■ Assignment: A line belongs in the answer if it contains "CSLL"; copy every such line from the entries below.

■ Data section:
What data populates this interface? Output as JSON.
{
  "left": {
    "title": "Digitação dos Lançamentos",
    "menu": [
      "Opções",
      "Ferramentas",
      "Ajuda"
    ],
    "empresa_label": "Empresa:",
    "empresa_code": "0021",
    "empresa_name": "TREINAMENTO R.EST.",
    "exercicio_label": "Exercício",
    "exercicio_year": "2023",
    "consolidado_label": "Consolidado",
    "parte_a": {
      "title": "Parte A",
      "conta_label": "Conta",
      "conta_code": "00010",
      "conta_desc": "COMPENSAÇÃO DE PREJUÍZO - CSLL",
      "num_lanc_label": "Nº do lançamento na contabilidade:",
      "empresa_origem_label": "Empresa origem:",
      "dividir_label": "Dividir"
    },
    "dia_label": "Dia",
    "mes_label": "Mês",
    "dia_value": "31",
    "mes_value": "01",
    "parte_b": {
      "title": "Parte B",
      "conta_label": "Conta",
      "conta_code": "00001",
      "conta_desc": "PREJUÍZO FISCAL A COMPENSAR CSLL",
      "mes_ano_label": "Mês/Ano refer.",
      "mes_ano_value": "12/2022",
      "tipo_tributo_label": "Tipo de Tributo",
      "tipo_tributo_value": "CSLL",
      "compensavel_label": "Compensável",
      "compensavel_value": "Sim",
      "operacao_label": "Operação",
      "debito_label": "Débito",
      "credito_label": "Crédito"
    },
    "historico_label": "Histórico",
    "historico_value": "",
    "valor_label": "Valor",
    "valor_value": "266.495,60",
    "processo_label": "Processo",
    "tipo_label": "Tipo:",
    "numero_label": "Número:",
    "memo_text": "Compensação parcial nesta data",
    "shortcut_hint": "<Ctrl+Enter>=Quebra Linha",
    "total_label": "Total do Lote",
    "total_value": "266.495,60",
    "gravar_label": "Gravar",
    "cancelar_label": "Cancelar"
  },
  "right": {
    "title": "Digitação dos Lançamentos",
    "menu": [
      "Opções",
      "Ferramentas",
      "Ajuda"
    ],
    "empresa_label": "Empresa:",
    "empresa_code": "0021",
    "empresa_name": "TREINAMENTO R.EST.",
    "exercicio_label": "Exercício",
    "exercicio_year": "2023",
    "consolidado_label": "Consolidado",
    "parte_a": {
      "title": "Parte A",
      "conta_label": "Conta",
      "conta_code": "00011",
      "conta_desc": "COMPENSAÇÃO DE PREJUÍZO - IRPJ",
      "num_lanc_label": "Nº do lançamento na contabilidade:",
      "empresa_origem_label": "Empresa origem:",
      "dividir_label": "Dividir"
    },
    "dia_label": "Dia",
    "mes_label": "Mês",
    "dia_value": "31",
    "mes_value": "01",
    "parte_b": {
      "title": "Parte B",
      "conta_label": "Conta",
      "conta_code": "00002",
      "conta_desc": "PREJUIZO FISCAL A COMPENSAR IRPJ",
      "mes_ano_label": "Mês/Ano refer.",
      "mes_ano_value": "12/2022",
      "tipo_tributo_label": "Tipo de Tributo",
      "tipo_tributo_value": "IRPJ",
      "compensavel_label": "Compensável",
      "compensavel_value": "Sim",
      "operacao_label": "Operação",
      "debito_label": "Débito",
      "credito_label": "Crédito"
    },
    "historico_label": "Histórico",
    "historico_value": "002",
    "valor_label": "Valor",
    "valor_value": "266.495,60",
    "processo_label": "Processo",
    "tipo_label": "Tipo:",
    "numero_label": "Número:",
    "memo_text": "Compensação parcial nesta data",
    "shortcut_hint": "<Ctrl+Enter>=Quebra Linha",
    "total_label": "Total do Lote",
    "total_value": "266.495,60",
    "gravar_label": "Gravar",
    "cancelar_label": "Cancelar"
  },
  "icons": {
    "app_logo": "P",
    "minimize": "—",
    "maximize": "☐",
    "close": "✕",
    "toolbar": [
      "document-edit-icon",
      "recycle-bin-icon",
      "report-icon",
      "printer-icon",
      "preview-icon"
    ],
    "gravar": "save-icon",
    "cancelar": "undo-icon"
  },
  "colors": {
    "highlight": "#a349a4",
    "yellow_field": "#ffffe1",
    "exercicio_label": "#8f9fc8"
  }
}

■ Reply to the task:
      "conta_desc": "COMPENSAÇÃO DE PREJUÍZO - CSLL",
      "conta_desc": "PREJUÍZO FISCAL A COMPENSAR CSLL",
      "tipo_tributo_value": "CSLL",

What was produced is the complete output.